## [WORK REQUEST]
Search the records for the word "name" and copy each line in which it appears.

## [AVAILABLE DATA]
= = = =

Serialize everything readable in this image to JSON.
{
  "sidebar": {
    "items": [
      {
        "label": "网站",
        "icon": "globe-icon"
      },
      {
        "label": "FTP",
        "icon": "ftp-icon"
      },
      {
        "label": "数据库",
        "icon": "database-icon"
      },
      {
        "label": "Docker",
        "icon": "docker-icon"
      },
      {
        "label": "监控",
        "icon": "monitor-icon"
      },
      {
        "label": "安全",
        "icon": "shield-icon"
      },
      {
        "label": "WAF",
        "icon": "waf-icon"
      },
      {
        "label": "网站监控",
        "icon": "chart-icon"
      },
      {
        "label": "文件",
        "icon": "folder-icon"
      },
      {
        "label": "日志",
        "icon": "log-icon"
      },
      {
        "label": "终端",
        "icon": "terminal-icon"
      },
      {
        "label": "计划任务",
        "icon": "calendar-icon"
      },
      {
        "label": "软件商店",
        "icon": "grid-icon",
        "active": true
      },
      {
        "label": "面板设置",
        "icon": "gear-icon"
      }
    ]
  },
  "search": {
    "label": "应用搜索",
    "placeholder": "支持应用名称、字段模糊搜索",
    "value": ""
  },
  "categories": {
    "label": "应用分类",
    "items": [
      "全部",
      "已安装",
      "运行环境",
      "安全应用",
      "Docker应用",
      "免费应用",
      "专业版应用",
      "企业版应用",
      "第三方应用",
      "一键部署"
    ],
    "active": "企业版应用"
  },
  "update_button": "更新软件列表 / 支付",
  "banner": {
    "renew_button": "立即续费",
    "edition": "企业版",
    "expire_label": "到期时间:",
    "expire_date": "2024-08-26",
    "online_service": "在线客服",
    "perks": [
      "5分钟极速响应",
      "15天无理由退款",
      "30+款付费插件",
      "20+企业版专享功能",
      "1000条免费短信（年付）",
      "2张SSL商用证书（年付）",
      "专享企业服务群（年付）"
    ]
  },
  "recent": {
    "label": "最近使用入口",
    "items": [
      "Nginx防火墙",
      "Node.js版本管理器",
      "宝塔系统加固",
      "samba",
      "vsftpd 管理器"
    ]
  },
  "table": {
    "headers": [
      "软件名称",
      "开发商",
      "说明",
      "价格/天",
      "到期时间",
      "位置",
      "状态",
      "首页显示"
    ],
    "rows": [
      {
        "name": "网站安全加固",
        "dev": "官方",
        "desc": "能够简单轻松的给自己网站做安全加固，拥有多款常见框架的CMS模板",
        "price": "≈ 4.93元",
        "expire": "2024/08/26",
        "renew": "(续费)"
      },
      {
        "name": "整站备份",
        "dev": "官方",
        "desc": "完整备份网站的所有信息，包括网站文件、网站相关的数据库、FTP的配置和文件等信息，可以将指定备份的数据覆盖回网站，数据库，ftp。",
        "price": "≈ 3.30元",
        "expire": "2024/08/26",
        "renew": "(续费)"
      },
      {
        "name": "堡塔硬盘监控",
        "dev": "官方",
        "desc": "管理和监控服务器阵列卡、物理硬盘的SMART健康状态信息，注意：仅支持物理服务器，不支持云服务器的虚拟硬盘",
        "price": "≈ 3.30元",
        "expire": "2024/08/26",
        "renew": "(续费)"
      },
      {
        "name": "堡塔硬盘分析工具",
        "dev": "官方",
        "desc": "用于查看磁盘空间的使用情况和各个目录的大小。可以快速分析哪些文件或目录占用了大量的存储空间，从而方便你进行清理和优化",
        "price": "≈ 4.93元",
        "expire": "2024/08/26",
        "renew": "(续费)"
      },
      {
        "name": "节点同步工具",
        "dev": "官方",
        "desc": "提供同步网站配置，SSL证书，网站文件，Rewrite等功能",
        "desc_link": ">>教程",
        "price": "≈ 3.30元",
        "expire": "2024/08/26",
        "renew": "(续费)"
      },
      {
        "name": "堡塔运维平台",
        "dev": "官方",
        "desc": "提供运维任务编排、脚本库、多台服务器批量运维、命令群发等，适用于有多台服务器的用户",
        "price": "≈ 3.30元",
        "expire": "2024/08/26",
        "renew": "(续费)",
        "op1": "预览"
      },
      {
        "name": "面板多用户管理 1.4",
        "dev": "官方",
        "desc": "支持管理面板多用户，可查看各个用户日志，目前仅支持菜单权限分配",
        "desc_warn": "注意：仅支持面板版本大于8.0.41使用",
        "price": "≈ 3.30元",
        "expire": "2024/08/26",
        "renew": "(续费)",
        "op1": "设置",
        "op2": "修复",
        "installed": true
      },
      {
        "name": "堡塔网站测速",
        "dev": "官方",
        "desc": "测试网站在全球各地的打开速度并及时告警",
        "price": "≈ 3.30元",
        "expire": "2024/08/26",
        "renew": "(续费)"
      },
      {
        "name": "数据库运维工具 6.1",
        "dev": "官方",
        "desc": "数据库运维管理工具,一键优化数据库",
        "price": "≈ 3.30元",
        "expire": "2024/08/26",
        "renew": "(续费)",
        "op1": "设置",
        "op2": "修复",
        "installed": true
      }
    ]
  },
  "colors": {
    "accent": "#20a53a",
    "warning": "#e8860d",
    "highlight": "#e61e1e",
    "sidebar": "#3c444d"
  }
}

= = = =

## [SOLUTION]
        "name": "网站安全加固",
        "name": "整站备份",
        "name": "堡塔硬盘监控",
        "name": "堡塔硬盘分析工具",
        "name": "节点同步工具",
        "name": "堡塔运维平台",
        "name": "面板多用户管理 1.4",
        "name": "堡塔网站测速",
        "name": "数据库运维工具 6.1",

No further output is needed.